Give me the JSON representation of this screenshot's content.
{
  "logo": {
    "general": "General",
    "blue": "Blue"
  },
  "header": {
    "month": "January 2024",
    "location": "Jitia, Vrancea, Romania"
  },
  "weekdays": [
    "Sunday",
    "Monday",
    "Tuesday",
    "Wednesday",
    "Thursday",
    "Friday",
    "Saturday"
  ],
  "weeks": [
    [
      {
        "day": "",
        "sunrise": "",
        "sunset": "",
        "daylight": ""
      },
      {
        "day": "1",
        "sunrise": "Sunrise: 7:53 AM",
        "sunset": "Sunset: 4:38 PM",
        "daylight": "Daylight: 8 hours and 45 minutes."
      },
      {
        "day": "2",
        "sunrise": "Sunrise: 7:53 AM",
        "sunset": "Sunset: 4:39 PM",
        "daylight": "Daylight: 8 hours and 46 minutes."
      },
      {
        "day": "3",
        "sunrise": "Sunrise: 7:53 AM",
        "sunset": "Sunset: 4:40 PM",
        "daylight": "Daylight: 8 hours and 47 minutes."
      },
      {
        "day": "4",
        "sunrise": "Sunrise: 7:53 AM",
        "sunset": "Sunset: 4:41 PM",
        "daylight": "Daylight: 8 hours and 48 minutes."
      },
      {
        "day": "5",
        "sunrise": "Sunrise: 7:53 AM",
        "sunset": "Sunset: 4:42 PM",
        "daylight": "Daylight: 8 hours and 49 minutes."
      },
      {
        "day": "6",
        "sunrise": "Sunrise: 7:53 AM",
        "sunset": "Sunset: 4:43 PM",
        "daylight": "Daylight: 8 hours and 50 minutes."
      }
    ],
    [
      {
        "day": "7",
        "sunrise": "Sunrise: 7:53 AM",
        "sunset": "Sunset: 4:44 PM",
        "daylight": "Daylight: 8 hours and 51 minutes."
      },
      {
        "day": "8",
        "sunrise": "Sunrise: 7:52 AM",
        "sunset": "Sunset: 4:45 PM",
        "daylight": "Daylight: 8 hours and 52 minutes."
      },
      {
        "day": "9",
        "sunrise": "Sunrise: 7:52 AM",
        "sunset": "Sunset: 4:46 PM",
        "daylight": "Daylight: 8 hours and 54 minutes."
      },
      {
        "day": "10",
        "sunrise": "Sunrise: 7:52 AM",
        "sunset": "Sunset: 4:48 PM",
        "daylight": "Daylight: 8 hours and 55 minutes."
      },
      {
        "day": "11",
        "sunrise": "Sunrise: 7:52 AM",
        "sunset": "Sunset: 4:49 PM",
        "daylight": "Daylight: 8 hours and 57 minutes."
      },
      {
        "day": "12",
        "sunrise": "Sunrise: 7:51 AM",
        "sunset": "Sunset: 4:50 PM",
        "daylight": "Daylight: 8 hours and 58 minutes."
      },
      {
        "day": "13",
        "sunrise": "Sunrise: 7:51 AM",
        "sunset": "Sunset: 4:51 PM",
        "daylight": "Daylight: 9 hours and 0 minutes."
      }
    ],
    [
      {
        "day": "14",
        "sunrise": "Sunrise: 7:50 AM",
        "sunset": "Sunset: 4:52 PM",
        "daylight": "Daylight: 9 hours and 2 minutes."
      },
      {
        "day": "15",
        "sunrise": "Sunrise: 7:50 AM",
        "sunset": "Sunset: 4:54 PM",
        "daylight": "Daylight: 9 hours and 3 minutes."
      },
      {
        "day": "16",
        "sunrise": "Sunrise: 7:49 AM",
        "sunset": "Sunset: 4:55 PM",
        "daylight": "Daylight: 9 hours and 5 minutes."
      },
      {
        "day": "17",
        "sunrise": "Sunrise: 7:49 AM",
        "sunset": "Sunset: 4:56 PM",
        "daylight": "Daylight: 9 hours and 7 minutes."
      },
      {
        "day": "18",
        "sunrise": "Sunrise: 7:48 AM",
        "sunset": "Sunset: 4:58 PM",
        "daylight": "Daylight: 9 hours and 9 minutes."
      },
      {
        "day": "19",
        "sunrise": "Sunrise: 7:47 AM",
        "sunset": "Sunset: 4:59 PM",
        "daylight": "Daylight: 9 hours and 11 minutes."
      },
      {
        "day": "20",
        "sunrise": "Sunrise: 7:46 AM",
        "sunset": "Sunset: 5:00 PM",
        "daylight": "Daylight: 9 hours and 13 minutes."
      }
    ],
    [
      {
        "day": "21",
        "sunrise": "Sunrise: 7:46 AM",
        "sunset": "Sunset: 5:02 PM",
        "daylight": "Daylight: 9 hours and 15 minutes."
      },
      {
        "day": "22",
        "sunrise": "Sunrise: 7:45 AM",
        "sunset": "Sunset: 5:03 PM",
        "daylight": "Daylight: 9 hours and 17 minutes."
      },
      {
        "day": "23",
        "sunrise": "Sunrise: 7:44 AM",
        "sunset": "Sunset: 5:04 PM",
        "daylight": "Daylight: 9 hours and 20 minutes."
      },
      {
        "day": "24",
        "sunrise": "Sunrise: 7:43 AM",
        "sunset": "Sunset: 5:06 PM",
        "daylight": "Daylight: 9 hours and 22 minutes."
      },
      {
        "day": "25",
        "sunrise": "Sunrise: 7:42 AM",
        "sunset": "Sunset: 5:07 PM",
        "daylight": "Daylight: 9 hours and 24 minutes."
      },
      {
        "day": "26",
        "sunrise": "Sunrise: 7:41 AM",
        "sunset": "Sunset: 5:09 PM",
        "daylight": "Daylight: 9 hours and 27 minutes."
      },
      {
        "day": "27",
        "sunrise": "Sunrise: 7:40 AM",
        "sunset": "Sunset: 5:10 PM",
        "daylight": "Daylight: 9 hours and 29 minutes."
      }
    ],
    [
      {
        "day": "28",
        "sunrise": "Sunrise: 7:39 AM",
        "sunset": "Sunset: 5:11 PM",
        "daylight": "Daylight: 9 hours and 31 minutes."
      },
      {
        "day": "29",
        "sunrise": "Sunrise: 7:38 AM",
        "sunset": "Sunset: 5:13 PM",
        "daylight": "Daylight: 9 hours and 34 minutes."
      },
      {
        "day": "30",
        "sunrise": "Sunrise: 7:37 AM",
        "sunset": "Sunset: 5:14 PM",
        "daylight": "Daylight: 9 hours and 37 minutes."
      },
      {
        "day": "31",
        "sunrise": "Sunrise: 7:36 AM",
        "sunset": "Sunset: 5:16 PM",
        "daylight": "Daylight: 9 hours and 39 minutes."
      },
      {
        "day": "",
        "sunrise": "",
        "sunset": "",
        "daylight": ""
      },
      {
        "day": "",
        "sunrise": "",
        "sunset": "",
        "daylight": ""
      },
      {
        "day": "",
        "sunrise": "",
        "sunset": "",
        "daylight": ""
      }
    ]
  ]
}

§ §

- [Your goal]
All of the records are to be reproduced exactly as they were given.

- [Result of the exercise]
Give me the JSON representation of this screenshot's content.
{
  "logo": {
    "general": "General",
    "blue": "Blue"
  },
  "header": {
    "month": "January 2024",
    "location": "Jitia, Vrancea, Romania"
  },
  "weekdays": [
    "Sunday",
    "Monday",
    "Tuesday",
    "Wednesday",
    "Thursday",
    "Friday",
    "Saturday"
  ],
  "weeks": [
    [
      {
        "day": "",
        "sunrise": "",
        "sunset": "",
        "daylight": ""
      },
      {
        "day": "1",
        "sunrise": "Sunrise: 7:53 AM",
        "sunset": "Sunset: 4:38 PM",
        "daylight": "Daylight: 8 hours and 45 minutes."
      },
      {
        "day": "2",
        "sunrise": "Sunrise: 7:53 AM",
        "sunset": "Sunset: 4:39 PM",
        "daylight": "Daylight: 8 hours and 46 minutes."
      },
      {
        "day": "3",
        "sunrise": "Sunrise: 7:53 AM",
        "sunset": "Sunset: 4:40 PM",
        "daylight": "Daylight: 8 hours and 47 minutes."
      },
      {
        "day": "4",
        "sunrise": "Sunrise: 7:53 AM",
        "sunset": "Sunset: 4:41 PM",
        "daylight": "Daylight: 8 hours and 48 minutes."
      },
      {
        "day": "5",
        "sunrise": "Sunrise: 7:53 AM",
        "sunset": "Sunset: 4:42 PM",
        "daylight": "Daylight: 8 hours and 49 minutes."
      },
      {
        "day": "6",
        "sunrise": "Sunrise: 7:53 AM",
        "sunset": "Sunset: 4:43 PM",
        "daylight": "Daylight: 8 hours and 50 minutes."
      }
    ],
    [
      {
        "day": "7",
        "sunrise": "Sunrise: 7:53 AM",
        "sunset": "Sunset: 4:44 PM",
        "daylight": "Daylight: 8 hours and 51 minutes."
      },
      {
        "day": "8",
        "sunrise": "Sunrise: 7:52 AM",
        "sunset": "Sunset: 4:45 PM",
        "daylight": "Daylight: 8 hours and 52 minutes."
      },
      {
        "day": "9",
        "sunrise": "Sunrise: 7:52 AM",
        "sunset": "Sunset: 4:46 PM",
        "daylight": "Daylight: 8 hours and 54 minutes."
      },
      {
        "day": "10",
        "sunrise": "Sunrise: 7:52 AM",
        "sunset": "Sunset: 4:48 PM",
        "daylight": "Daylight: 8 hours and 55 minutes."
      },
      {
        "day": "11",
        "sunrise": "Sunrise: 7:52 AM",
        "sunset": "Sunset: 4:49 PM",
        "daylight": "Daylight: 8 hours and 57 minutes."
      },
      {
        "day": "12",
        "sunrise": "Sunrise: 7:51 AM",
        "sunset": "Sunset: 4:50 PM",
        "daylight": "Daylight: 8 hours and 58 minutes."
      },
      {
        "day": "13",
        "sunrise": "Sunrise: 7:51 AM",
        "sunset": "Sunset: 4:51 PM",
        "daylight": "Daylight: 9 hours and 0 minutes."
      }
    ],
    [
      {
        "day": "14",
        "sunrise": "Sunrise: 7:50 AM",
        "sunset": "Sunset: 4:52 PM",
        "daylight": "Daylight: 9 hours and 2 minutes."
      },
      {
        "day": "15",
        "sunrise": "Sunrise: 7:50 AM",
        "sunset": "Sunset: 4:54 PM",
        "daylight": "Daylight: 9 hours and 3 minutes."
      },
      {
        "day": "16",
        "sunrise": "Sunrise: 7:49 AM",
        "sunset": "Sunset: 4:55 PM",
        "daylight": "Daylight: 9 hours and 5 minutes."
      },
      {
        "day": "17",
        "sunrise": "Sunrise: 7:49 AM",
        "sunset": "Sunset: 4:56 PM",
        "daylight": "Daylight: 9 hours and 7 minutes."
      },
      {
        "day": "18",
        "sunrise": "Sunrise: 7:48 AM",
        "sunset": "Sunset: 4:58 PM",
        "daylight": "Daylight: 9 hours and 9 minutes."
      },
      {
        "day": "19",
        "sunrise": "Sunrise: 7:47 AM",
        "sunset": "Sunset: 4:59 PM",
        "daylight": "Daylight: 9 hours and 11 minutes."
      },
      {
        "day": "20",
        "sunrise": "Sunrise: 7:46 AM",
        "sunset": "Sunset: 5:00 PM",
        "daylight": "Daylight: 9 hours and 13 minutes."
      }
    ],
    [
      {
        "day": "21",
        "sunrise": "Sunrise: 7:46 AM",
        "sunset": "Sunset: 5:02 PM",
        "daylight": "Daylight: 9 hours and 15 minutes."
      },
      {
        "day": "22",
        "sunrise": "Sunrise: 7:45 AM",
        "sunset": "Sunset: 5:03 PM",
        "daylight": "Daylight: 9 hours and 17 minutes."
      },
      {
        "day": "23",
        "sunrise": "Sunrise: 7:44 AM",
        "sunset": "Sunset: 5:04 PM",
        "daylight": "Daylight: 9 hours and 20 minutes."
      },
      {
        "day": "24",
        "sunrise": "Sunrise: 7:43 AM",
        "sunset": "Sunset: 5:06 PM",
        "daylight": "Daylight: 9 hours and 22 minutes."
      },
      {
        "day": "25",
        "sunrise": "Sunrise: 7:42 AM",
        "sunset": "Sunset: 5:07 PM",
        "daylight": "Daylight: 9 hours and 24 minutes."
      },
      {
        "day": "26",
        "sunrise": "Sunrise: 7:41 AM",
        "sunset": "Sunset: 5:09 PM",
        "daylight": "Daylight: 9 hours and 27 minutes."
      },
      {
        "day": "27",
        "sunrise": "Sunrise: 7:40 AM",
        "sunset": "Sunset: 5:10 PM",
        "daylight": "Daylight: 9 hours and 29 minutes."
      }
    ],
    [
      {
        "day": "28",
        "sunrise": "Sunrise: 7:39 AM",
        "sunset": "Sunset: 5:11 PM",
        "daylight": "Daylight: 9 hours and 31 minutes."
      },
      {
        "day": "29",
        "sunrise": "Sunrise: 7:38 AM",
        "sunset": "Sunset: 5:13 PM",
        "daylight": "Daylight: 9 hours and 34 minutes."
      },
      {
        "day": "30",
        "sunrise": "Sunrise: 7:37 AM",
        "sunset": "Sunset: 5:14 PM",
        "daylight": "Daylight: 9 hours and 37 minutes."
      },
      {
        "day": "31",
        "sunrise": "Sunrise: 7:36 AM",
        "sunset": "Sunset: 5:16 PM",
        "daylight": "Daylight: 9 hours and 39 minutes."
      },
      {
        "day": "",
        "sunrise": "",
        "sunset": "",
        "daylight": ""
      },
      {
        "day": "",
        "sunrise": "",
        "sunset": "",
        "daylight": ""
      },
      {
        "day": "",
        "sunrise": "",
        "sunset": "",
        "daylight": ""
      }
    ]
  ]
}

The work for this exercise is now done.